╭──

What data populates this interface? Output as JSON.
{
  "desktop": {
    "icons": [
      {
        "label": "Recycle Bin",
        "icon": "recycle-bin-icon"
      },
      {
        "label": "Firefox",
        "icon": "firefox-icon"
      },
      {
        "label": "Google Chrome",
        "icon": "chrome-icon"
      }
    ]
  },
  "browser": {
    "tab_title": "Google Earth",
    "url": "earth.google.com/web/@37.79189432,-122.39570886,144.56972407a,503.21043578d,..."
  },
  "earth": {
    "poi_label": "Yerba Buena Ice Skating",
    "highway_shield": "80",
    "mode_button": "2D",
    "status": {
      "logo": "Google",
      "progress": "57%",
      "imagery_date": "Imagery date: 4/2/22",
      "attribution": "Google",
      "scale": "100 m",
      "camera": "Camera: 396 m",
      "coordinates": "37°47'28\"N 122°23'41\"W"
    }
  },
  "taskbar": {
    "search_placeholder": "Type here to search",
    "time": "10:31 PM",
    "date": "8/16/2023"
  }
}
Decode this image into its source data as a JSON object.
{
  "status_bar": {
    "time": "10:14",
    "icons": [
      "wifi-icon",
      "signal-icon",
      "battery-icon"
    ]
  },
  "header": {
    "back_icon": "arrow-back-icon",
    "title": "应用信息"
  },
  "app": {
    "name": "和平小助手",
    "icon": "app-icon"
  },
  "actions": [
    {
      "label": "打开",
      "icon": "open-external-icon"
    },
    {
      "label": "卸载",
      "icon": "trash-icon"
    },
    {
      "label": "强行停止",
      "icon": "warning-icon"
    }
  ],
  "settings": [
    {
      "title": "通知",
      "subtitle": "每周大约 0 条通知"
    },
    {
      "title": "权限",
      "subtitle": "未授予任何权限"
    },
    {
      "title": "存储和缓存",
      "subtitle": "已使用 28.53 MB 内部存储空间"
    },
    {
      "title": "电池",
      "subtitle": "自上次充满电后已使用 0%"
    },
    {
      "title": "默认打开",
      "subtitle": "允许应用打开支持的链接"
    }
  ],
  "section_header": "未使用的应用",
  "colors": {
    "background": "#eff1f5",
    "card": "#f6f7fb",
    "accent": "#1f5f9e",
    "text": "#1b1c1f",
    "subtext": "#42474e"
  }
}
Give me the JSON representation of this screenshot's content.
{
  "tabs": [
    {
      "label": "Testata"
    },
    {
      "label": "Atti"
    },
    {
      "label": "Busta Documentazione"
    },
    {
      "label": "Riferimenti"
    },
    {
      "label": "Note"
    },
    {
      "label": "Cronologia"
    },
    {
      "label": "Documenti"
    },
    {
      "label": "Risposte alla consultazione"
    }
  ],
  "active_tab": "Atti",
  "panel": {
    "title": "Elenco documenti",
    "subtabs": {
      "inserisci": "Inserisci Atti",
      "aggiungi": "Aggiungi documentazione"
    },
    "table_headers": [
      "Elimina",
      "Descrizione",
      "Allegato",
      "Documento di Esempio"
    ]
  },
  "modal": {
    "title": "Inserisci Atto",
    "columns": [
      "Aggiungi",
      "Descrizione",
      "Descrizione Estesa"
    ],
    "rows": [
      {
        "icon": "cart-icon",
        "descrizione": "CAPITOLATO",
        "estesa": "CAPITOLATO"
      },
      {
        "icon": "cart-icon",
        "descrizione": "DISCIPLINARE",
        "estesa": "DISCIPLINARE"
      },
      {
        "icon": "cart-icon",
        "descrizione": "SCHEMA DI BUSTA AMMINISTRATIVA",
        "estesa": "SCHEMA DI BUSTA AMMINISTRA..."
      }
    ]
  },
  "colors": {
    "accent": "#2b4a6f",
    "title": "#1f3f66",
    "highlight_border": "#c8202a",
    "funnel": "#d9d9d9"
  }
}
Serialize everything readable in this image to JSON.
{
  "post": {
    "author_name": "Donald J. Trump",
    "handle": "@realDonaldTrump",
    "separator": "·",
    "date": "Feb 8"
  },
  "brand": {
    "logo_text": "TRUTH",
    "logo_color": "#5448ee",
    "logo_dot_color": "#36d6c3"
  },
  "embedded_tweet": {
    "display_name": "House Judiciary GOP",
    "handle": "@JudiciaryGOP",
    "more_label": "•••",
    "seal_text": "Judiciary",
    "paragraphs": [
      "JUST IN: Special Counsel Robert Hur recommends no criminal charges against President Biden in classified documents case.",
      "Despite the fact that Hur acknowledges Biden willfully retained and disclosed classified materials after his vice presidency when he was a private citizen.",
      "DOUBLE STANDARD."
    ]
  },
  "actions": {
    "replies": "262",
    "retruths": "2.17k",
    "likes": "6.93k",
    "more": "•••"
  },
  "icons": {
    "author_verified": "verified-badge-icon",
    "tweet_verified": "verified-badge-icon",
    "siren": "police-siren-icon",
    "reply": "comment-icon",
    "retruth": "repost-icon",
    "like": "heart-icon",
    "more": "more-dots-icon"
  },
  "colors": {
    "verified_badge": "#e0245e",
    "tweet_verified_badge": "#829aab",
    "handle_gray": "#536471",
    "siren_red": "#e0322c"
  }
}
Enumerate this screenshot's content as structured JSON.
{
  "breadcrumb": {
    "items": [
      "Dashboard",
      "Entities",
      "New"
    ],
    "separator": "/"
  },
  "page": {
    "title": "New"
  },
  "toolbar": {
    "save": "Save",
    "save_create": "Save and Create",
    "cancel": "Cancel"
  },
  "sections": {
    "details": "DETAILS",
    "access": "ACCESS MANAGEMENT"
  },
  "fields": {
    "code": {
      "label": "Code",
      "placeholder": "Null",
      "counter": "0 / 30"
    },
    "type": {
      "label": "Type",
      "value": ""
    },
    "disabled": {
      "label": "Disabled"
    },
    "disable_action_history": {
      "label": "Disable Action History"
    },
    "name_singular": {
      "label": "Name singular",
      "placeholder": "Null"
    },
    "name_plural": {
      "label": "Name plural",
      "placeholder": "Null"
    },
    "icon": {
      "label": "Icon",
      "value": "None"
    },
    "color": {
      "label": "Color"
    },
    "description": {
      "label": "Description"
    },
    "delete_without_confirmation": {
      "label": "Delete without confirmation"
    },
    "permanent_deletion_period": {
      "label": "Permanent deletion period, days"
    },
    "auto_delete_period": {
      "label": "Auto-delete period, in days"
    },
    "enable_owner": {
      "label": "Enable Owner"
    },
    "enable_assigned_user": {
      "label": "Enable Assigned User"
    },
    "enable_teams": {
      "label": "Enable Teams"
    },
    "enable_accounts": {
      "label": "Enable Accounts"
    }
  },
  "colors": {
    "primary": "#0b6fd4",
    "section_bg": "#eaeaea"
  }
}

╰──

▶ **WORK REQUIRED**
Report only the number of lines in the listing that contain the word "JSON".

▶ **RESPONSE TO THIS TASK**
5